Originated from a plant belonging to Southeast Asia, kratom is frequently offered as pills, powder, or tea in the US. Supporters say it assists curb the symptoms of opioid withdrawal, which has led people to flock to kratom in recent years as a method of stepping down from more powerful drugs like Vicodin.
Since kratom is classified as a supplement and has actually not been established as a drug, it's not subject to much federal guideline. That indicates tainted kratom tablets and powders can easily make their way to save racks-- which appears to have actually happened in a current break out of salmonella that has up until now sickened more than 130 people throughout multiple states.
Over-the-top claims and little scientific research study
The FDA's recent crackdown seems the current step in a growing divide in between advocates and regulative agencies relating to making use of kratom The business the agency has called are Front Range Kratom of Aurora, Colorado; Kratom Spot of Irvine, California and Revibe, Inc., of Kansas City, Missouri.
The claims these three business have made include marketing the supplement as " really efficient versus cancer" and suggesting that their products might help minimize the symptoms of opioid addiction.
There are couple of existing scientific research studies to back up those claims. Research study on kratom has found, nevertheless, that the drug use some of the same brain receptors as opioids do. That stimulated the FDA to categorize it as an opioid in February.
Experts say that since of this, it makes good sense that people with opioid use disorder are turning to kratom as a way of abating their signs and stepping down from more effective drugs like Vicodin.
However taking any supplement that hasn't been tested for safety by doctor can be unsafe.
The risks of taking kratom.
Previous FDA screening found that several products dispersed by Revibe-- among the three companies called in the FDA letter-- were polluted with salmonella.
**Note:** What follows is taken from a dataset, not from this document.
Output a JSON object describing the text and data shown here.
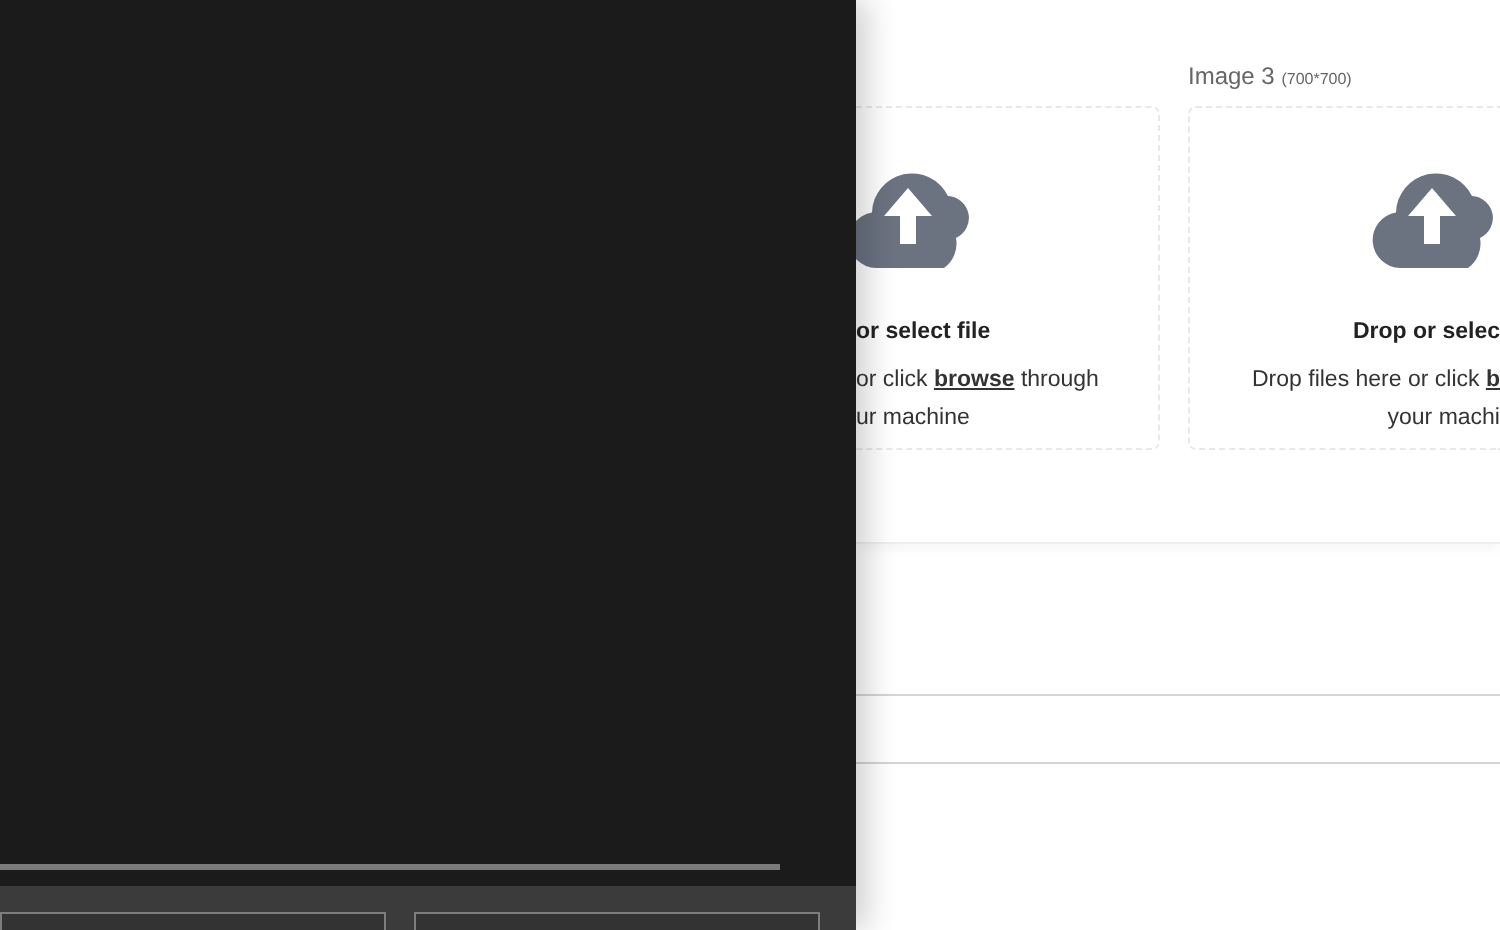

Last month, as part of a demand from the firm, Revibe ruined several tainted products still at its center, but the business has yet to verify that it recalled items that had actually already shipped to stores.
Last month, the FDA provided its first-ever mandatory recall of kratom products after those produced by Las Vegas-based Triangle Pharmanaturals were discovered to be infected with salmonella.
Since April 5, a overall of 132 people across 38 states had been sickened with the germs, which can trigger diarrhea and abdominal pain lasting up to a week.
Dealing with the threat that kratom items could bring hazardous bacteria, those who take the supplement have no reliable method to identify the proper dosage. It's also difficult to discover a confirm kratom supplement's full active ingredient list or represent potentially damaging interactions with other drugs or medications.
Kratom is currently prohibited in Australia, Malaysia, Myanmar, Thailand, and a navigate to this site number of US states (Alabama, Arkansas, Indiana, Tennessee, and Wisconsin). Across the US, several reports of deaths and dependency led the Drug Enforcement Administration to put kratom on its list of "drugs and chemicals of concern." In 2016, the DEA proposed a ban on kratom but backtracked under pressure from some members of Congress and an outcry from kratom supporters.